Liquidity - Mutual funds provide their investors the ability to buy and sell shares whenever they want or need to. This can prove to be a real advantage in times when optimal buying or selling conditions exist in the marketplace.

Reinvested Earnings - Exponential portfolio gains can occur when earnings (realized gains and dividends) are reinvested into new positions. Mutual funds make it easy to reinvest your earnings, many ask you if you would like to reinvest earnings when opening a new account or position.

Disadvantages of Mutual Funds

Fees and Expenses - The advantages of mutual funds, such as professional management, come with a price. Funds with low management requirements like index matching funds have lower fees and expenses, whereas niche funds will require higher maintenance and will come with a higher cost.

Not Insured - Unlike savings accounts, investments in money markets and certificates of deposits, the capital you place in a mutual fund will not be insured by the FDIC against loss. The value of your mutual fund will rise and fall alongside the stock market and losses can be sustained in the short and long-run.

Below Average Performance - Unfortunately most mutual funds underperform common market indices such as the S&P 500 and Dow 30. In light of this fact, its sometimes better just to invest in a variety of different index matching ETFs.

Limited Investing Strategies - Mutual fund managers are limited in the types of investments that they can make, this often limits their ability to take advantage of strategic opportunities such as buying options and shorting stocks. This is one of the main differences between mutual and hedge funds.

Investing in mutual funds comes with a few advantages and disadvantages. However in most circumstances (and financial plans) the pros completely outweigh the cons.

An Introduction to Mutual Funds

Mutual funds are one of the most popular investment vehicles around the world. This is due to ease and convenience of contributing to mutual fund accounts, their broad diversification and reinvested earnings. Allocating a portion of capital to mutual funds is a great idea for beginners and seasoned investors alike.

Mutual Fund Management

Simply stated, a mutual fund is professionally managed portfolio of stocks and or bonds. Mutual fund managers pool all of the capital received from investors and invests it on their behalf. In exchange for the capital mutual fund investors receives shares of the mutual fund.

Mutual funds offer access to the expertise of professional investment managers without the high price tag of hedge funds and other investment managers. Mutual fund managers are usually supported by a team of investment analysts who help research stocks and determine which holdings to buy and sell.

A Few Types of Mutual Funds

There are probably more than a thousand mutual funds available to investors. However, most of these funds can be categorized in a few different themes. When mixed and matched, these themes can provide excellent diversification across stocks, sectors and asset classes.

Mutual fund portfolios can be constructed with value, growth or income as an objective. Funds can also be built using international stocks, domestic equities or a combination of both. Some funds also tailor to smaller niches, like green energy investments or rare earth minerals.

Fees and Expenses of Mutual Funds

Some mutual funds charge a front-end load or back-end load. Mutual fund loads are sales charges that can be compared to a commission. It’s commonly assumed that load mutual funds are not a good investment and that no load funds are superior. As an investor you should consider funds that provide great returns year in and year out regardless of the fee structure.

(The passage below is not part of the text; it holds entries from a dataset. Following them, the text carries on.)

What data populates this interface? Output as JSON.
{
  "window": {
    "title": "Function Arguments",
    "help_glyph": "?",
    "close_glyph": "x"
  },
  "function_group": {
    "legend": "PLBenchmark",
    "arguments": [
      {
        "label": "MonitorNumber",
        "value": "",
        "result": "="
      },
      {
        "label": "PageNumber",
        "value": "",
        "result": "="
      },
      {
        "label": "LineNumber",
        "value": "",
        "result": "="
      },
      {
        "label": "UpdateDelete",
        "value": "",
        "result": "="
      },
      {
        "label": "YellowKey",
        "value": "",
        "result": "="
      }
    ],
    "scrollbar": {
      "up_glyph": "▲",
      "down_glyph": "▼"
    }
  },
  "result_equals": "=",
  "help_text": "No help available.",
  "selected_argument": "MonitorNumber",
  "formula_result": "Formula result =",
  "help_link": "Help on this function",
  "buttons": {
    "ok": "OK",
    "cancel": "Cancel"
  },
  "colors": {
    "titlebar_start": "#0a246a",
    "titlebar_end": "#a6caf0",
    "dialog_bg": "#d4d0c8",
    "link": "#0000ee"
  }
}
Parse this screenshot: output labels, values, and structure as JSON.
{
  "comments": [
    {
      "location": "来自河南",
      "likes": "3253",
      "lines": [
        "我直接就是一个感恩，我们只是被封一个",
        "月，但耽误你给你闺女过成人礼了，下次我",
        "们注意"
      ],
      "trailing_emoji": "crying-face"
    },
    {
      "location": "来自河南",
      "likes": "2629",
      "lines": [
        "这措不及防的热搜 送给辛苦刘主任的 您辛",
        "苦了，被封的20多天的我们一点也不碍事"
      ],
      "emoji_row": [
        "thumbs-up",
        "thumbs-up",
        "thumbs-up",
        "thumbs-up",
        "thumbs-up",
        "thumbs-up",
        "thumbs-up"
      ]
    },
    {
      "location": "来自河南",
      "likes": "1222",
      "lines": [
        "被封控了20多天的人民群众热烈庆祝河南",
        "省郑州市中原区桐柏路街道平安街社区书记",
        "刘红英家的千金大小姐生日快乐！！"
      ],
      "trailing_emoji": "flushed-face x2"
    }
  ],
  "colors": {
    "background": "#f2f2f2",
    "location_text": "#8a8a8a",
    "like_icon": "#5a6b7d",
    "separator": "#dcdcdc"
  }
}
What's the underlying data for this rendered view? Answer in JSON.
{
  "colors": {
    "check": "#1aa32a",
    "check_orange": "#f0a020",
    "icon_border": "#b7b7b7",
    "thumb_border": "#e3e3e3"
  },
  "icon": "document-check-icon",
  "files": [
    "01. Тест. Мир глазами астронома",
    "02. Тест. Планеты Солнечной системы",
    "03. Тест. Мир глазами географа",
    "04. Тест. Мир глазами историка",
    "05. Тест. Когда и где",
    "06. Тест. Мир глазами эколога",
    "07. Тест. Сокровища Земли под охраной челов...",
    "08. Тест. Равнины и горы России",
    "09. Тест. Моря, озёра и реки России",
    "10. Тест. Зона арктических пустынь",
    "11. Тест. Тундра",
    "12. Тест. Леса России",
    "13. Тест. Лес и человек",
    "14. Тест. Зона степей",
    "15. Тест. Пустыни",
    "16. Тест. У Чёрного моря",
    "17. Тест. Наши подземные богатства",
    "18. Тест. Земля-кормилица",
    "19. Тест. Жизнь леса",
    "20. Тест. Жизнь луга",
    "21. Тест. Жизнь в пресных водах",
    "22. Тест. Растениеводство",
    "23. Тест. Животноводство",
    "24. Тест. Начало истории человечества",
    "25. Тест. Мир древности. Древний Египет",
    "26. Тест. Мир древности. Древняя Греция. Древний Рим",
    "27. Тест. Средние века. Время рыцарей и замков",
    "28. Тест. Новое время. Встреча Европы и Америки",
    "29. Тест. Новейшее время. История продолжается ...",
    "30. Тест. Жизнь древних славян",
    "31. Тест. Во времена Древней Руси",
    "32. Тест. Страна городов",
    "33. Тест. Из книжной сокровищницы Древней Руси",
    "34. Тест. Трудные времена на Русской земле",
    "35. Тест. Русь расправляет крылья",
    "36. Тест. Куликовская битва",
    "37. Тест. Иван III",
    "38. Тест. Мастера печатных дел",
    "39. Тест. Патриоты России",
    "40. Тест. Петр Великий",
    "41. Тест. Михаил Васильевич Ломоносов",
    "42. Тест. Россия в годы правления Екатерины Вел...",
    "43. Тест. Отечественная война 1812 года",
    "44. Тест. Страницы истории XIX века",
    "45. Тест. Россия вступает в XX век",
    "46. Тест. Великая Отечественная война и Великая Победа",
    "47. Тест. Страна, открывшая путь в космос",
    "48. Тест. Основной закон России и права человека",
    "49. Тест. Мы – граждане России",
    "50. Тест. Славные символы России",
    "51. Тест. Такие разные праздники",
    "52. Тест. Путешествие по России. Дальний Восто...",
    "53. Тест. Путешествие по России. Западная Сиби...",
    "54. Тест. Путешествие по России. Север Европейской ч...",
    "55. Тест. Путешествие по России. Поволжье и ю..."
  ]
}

Mutual funds can also charge it’s investors a management fee. Management fees are reflected in the value of each share of the fund, thus you will never receive a bill for a management fee. Management fees cover the operating expenses of the portfolio management company and individual fund.

Mutual funds provide great opportunities for both beginners and seasoned investors. Like investing in stocks and bonds, its a good idea to do your research before investing in a mutual fund.